### ABOUT THIS EXERCISE
Below are some records. How many of their lines contain the string "heading"? Answer with the number alone.

■ ■ ■ ■ ■ ■ ■

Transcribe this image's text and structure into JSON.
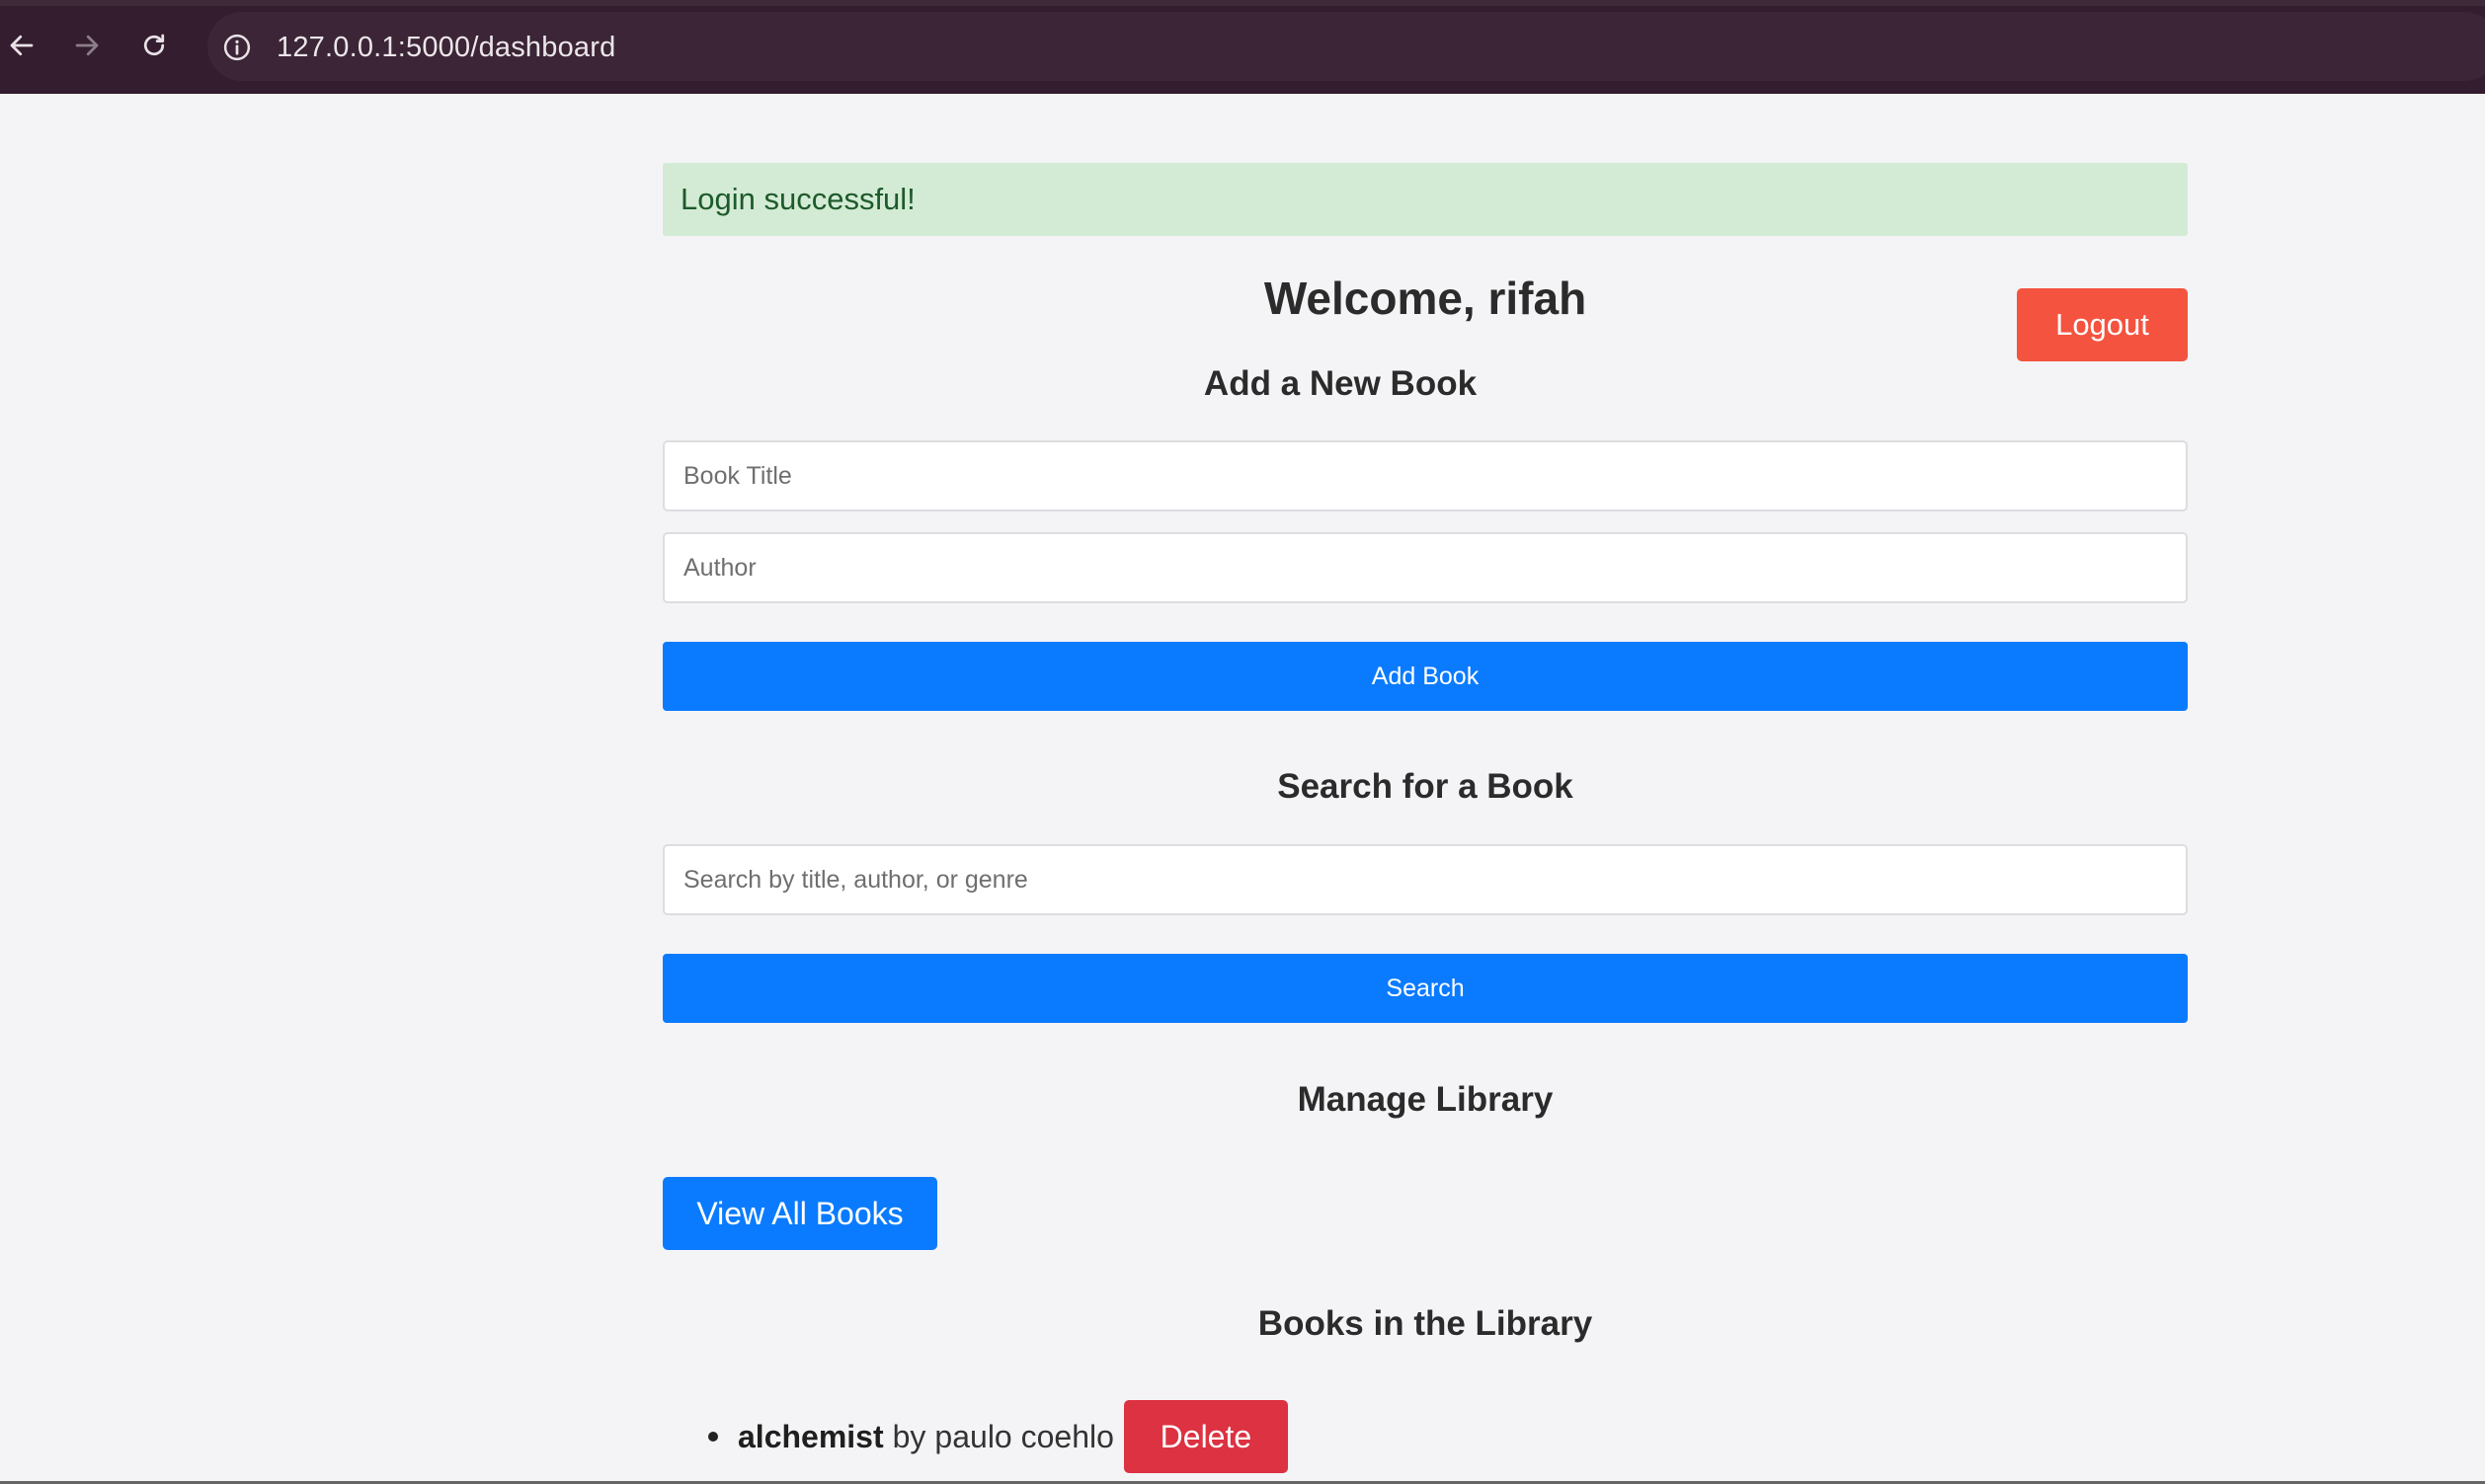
{
  "browser": {
    "url": "127.0.0.1:5000/dashboard",
    "back_icon": "arrow-left-icon",
    "forward_icon": "arrow-right-icon",
    "reload_icon": "reload-icon",
    "site_info_icon": "info-circle-icon"
  },
  "alert": {
    "message": "Login successful!"
  },
  "header": {
    "welcome": "Welcome, rifah",
    "logout_label": "Logout"
  },
  "add_book": {
    "heading": "Add a New Book",
    "title_placeholder": "Book Title",
    "title_value": "",
    "author_placeholder": "Author",
    "author_value": "",
    "button_label": "Add Book"
  },
  "search": {
    "heading": "Search for a Book",
    "placeholder": "Search by title, author, or genre",
    "value": "",
    "button_label": "Search"
  },
  "manage": {
    "heading": "Manage Library",
    "view_all_label": "View All Books"
  },
  "library": {
    "heading": "Books in the Library",
    "books": [
      {
        "title": "alchemist",
        "by": "by",
        "author": "paulo coehlo",
        "delete_label": "Delete"
      }
    ]
  },
  "colors": {
    "browser_bar": "#331d2e",
    "alert_bg": "#d3ebd5",
    "alert_text": "#1d5a2a",
    "primary": "#0a7bff",
    "logout": "#f4533f",
    "delete": "#dc3241",
    "page_bg": "#f4f4f7"
  }
}
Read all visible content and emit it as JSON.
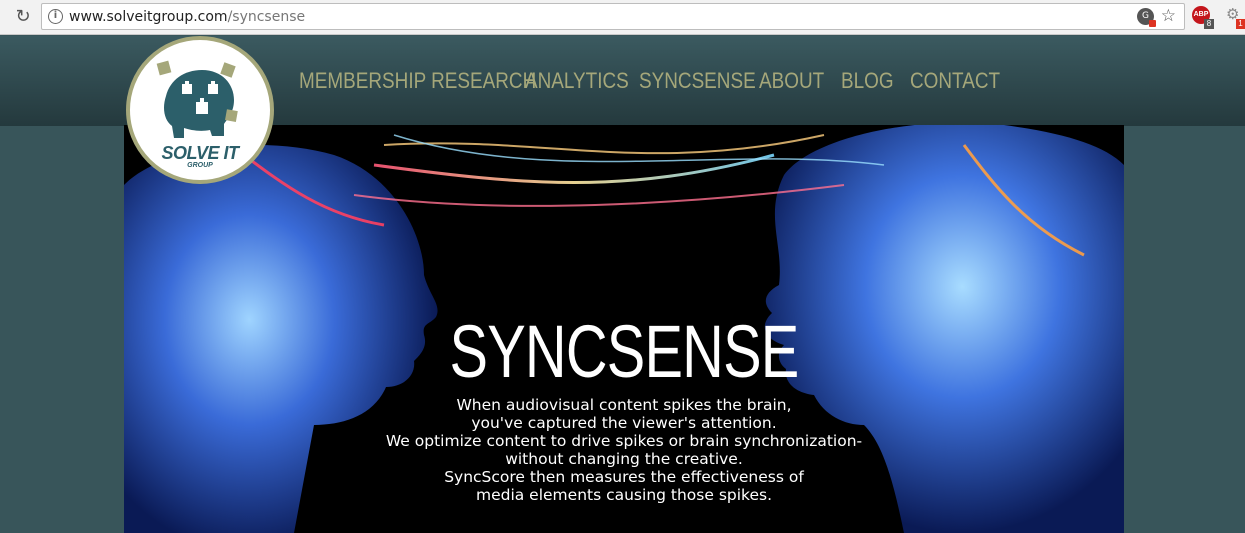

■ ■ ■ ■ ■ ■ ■

### ANSWER TO THIS TASK
4